I Do, But I Don't

I Do, But I Don't

Tuesday, November 25, 2014

Losing My Religion

The past few years have caused me to really take a long, hard look at my life, who I am and what I believe.  I've come close to kicking the bucket four or five times in the last three years, and coming face to face with one's own mortality is a horrifying but enlightening experience.  Revelatory, if you will.  It's forced me to look at the carnage of my existence, the joys of being on this planet, and try to solidify just what it is in my heart that I believe.

And it has not been easy.

I was raised in a Baptist home, but it was really my mother who was the driving force spiritually.  My father was, at best, a recreational Christian.  It was only after I had joined the Navy and got together with a group of Christians on the ship that I really started to see what I believed, to begin to have an apprehension of what it was my mother believed and why she believed it.  I dove head-first into the faith, purchasing commentaries, different translations and the like with the hope that I'd learn more, understand more.  A few years later, pursued a seminary education and thought I finally had it figured out.
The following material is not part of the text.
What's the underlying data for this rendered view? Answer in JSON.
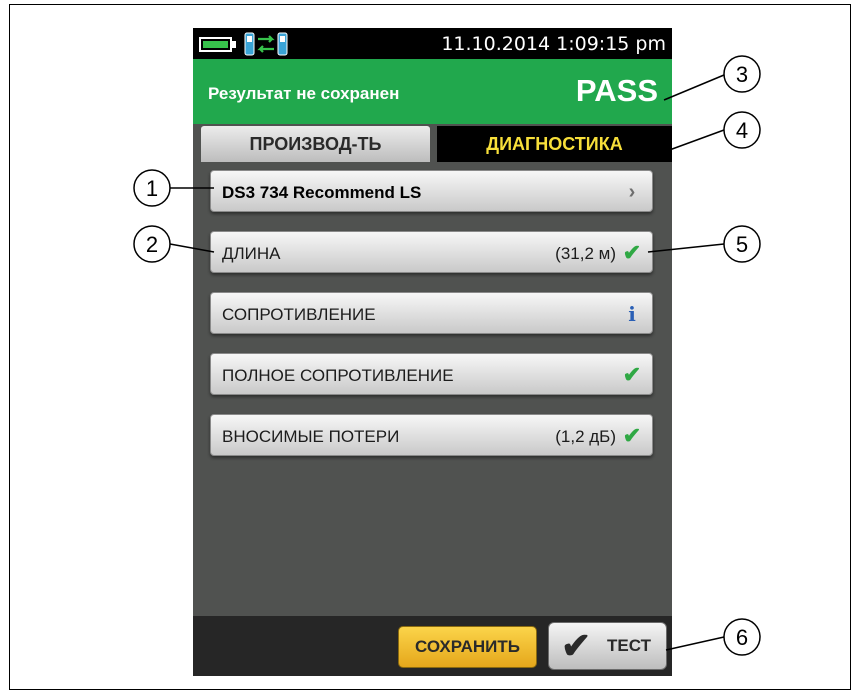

I didn't.

One thing I learned and have experienced is that religion as we know it today is not at all what the early Christians believed or practiced.  It's a weird, watered-down and funky version of what we think we're supposed to believe and experience.  Since this is my blog and it contains my thoughts, I decided to share with you a little bit of what I believe and have learned about faith over the course of my 50 years on this planet.

I believe that love really is the answer.  When we truly love, we forgive, we have the ability to see the flaws in others but also realize that they are not the sum total of those flaws.  True love sacrifices, it doesn't judge, it doesn't hate but it does get pissed off once in a while.

I affirm the Creeds of the Church.  The Nicene and Apostle's Creeds have meaning and are great barometers to determine whether we're on track or not.  Or if we need to reevaluate our belief system.

Pharisees exist everywhere and sometimes, they reside in our very hearts.  The Pharisees were real jerks back in the days of Christ.  They were the political/religious leaders of the day who used their position in the faith as political leverage - they hounded Christ his whole time on earth and they were ultimately responsible for His death.  Today, their impact on the political landscape is undeniable - with the passage of religious laws that have no place in the Constitution, whose motives are to recreate a theocratic culture that cannot nor will not every come to fruition.  They will fight, kick, scratch and destroy whomever gets in their way of this quest, and more often than not, it's those closest to them that are the casualties in their holy war.  We've all known a few of these people and sometimes, if we're honest with ourselves, we know that they reside in our minds as well.

I no longer believe in the death penalty as we know it.  Don't get me wrong - if we catch someone in the act of a heinous crime, or if we have completely irrefutable evidence, I can understand swift justice.  But if I am going to say that I'm pro-life, I can't intellectually ascend to the acceptance of the death penalty when there is even a slight chance that we may be getting it wrong.  I just can't do it.

Politics should never hinder our ability to fellowship.  Republican, Democrat, Independent, Libertarian...those are just labels that define a political world view.  It does not define us spiritually.  Never should we find ourselves in a position where we refuse to break bread or to have fellowship with someone because of their political proclivities.  That's just stupid.

The beginning of spirituality is the end of self.  To truly have a relationship with the Creator, we have to die to ourselves.  I've not accomplished this task, but I know it to be true.  The absolute embodiment of our love for God lies in our self-sacrifice for others - and not just for those who we know intimately, but even those we don't.  I was once told that the homeless were God's wedding invitation to the Marriage Supper of the Lamb and I'll tell you, I don't know that not to be the case.

We've gotten it wrong for so long, it may be impossible to get it right again in the macro.  Televangelists, get rich quick schemes, name-it and claim-it, false healings and of course, the Joel Osteen mega church malarkey has so permeated the fabric of our faith community that we've lost sight of what really matters.  What used to be a place of worship, fellowship and love has turned into a retail establishment wherein we can purchase emotional indulgences and walk away feeling as though we've experienced something spiritual.  It is going to take nothing short of a dramatic reformation of the Church to see these problems go away.

We're approaching the Thanksgiving holiday, followed by Christmas and to me, in many ways, Thanksgiving signifies more than contemporary Christmas does about faith.  At the end of the day, we are to approach all things with a spirit of gratitude and thankfulness.  And before you consider me anathema, remember that I do believe, I just don't believe in the fecal matter being dished out today and called "Christianity."

Merry Christmas!